Actor and screenwriter Simon Pegg has called for the wealthiest in society to pay more tax in a bid to tackle inequality.
The Shaun of the Dead star is one of the signatories to an open letter asking millionaires and billionaires to join calls for higher taxes on very wealthy people, and for international reforms to stop tax dodging.
He is one of more than 120 people from eight countries, including British film director Richard Curtis, who signed the letter in what Pegg said "at first glance seems an antithetical move from people lucky enough to have very high paying jobs".
Writing in a column in Thursday’s edition of The Times, Pegg said he did not hesitate when asked to sign the letter.
He said: "Inequality is not inevitable, it’s a policy choice."
"It’s the product of governments passing policies that favour the very wealthy at the expense of the less fortunate," he wrote.
Mr Pegg said it was estimated almost half the world’s population was trying to survive on $5.50 (£4.18) a day or less.

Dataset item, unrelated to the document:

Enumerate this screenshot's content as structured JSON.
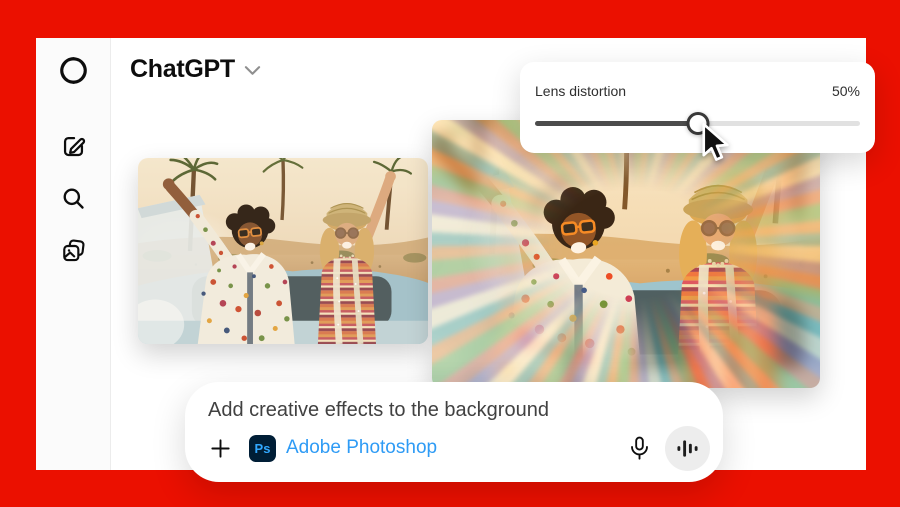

He said the rate of poverty reduction had halved since 2013, whereas in the past decade the number of billionaires had doubled.
Mr Pegg said inequality was the driving force behind both societal breakdown and the "climate crisis we face".
"Fixing this broken economy might feel too complex to many world leaders, so let the millionaires help get you started. Tax them. Tax them more and do it now."
Pegg added that as members of the higher pay bracket, he and others enjoyed "more power and privilege than most", and said wealth inequalities entrenched this situation.
He added the "injustice of the global economy" was made worse by tax systems, with loopholes in some countries meaning "a billionaire can legally pay a lower rate of tax than his assistant, and a multinational company can pay less tax than a corner shop".
He said although this might be legal, "it is still wrong".